GIVEN DATA below:
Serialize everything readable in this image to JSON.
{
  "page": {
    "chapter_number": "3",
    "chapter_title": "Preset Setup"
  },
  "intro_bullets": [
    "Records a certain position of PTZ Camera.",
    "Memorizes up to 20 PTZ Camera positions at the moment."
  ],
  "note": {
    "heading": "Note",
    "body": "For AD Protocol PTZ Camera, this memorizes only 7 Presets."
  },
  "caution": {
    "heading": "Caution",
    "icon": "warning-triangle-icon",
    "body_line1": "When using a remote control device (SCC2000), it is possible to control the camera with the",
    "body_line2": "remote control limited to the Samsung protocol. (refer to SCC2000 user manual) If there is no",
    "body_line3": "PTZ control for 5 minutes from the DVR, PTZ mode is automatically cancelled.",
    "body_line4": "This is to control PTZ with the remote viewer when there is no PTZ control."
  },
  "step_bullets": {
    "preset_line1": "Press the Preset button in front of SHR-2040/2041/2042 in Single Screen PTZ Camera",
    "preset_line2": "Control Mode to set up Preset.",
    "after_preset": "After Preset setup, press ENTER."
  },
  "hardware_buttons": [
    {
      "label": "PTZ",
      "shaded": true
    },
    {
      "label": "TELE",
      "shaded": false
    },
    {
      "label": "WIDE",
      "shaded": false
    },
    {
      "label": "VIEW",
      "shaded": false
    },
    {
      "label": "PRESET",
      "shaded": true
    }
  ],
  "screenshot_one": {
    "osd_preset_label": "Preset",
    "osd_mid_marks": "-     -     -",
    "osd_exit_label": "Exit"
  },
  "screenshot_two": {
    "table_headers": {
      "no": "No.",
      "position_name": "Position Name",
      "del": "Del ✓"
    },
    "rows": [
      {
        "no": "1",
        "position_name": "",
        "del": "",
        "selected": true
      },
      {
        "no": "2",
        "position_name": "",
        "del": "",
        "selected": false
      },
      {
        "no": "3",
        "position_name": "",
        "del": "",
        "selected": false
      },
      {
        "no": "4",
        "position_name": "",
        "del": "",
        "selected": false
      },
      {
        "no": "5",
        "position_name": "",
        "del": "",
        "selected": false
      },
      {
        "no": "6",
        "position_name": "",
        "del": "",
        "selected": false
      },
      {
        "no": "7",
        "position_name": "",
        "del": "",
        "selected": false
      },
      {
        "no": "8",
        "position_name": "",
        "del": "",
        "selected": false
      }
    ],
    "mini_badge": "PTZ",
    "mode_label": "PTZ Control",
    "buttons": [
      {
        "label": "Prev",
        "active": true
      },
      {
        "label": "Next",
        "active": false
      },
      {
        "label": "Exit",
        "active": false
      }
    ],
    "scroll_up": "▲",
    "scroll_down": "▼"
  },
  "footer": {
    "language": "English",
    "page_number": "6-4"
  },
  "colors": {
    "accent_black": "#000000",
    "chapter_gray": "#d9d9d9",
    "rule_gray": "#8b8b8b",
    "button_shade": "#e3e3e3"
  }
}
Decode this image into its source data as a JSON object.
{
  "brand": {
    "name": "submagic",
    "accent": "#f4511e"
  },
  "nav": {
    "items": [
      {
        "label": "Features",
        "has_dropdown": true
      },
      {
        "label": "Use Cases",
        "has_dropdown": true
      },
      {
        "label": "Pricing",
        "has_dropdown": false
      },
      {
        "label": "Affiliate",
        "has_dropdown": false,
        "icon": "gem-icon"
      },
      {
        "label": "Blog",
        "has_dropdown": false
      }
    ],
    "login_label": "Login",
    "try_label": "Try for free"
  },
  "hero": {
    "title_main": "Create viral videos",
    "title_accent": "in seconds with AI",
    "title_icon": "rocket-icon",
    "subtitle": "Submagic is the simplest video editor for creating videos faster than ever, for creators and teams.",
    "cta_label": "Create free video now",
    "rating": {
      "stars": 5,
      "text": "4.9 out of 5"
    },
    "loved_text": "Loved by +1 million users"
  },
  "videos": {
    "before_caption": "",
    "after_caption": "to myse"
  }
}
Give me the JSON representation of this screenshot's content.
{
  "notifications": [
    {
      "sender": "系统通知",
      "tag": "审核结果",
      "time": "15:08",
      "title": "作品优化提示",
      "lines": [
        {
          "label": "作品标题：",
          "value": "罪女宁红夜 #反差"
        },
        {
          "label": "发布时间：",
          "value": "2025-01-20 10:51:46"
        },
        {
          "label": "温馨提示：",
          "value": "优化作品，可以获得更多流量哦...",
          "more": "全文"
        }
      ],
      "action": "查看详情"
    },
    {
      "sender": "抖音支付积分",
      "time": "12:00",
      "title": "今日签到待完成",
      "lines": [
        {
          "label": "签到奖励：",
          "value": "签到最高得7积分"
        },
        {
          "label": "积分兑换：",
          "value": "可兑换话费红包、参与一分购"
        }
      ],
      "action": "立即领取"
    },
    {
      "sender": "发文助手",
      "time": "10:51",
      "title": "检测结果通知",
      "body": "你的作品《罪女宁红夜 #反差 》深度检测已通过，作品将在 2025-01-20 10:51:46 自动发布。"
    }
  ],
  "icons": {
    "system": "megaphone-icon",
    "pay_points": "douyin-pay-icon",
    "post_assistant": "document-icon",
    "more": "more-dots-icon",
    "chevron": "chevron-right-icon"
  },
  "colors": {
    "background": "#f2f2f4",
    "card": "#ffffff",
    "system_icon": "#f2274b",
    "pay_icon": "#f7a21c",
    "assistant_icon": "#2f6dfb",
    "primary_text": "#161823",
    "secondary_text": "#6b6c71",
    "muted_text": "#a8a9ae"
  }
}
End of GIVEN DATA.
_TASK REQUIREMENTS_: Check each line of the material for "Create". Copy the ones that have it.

_ANSWER SECTION_:
    "title_main": "Create viral videos",
    "cta_label": "Create free video now",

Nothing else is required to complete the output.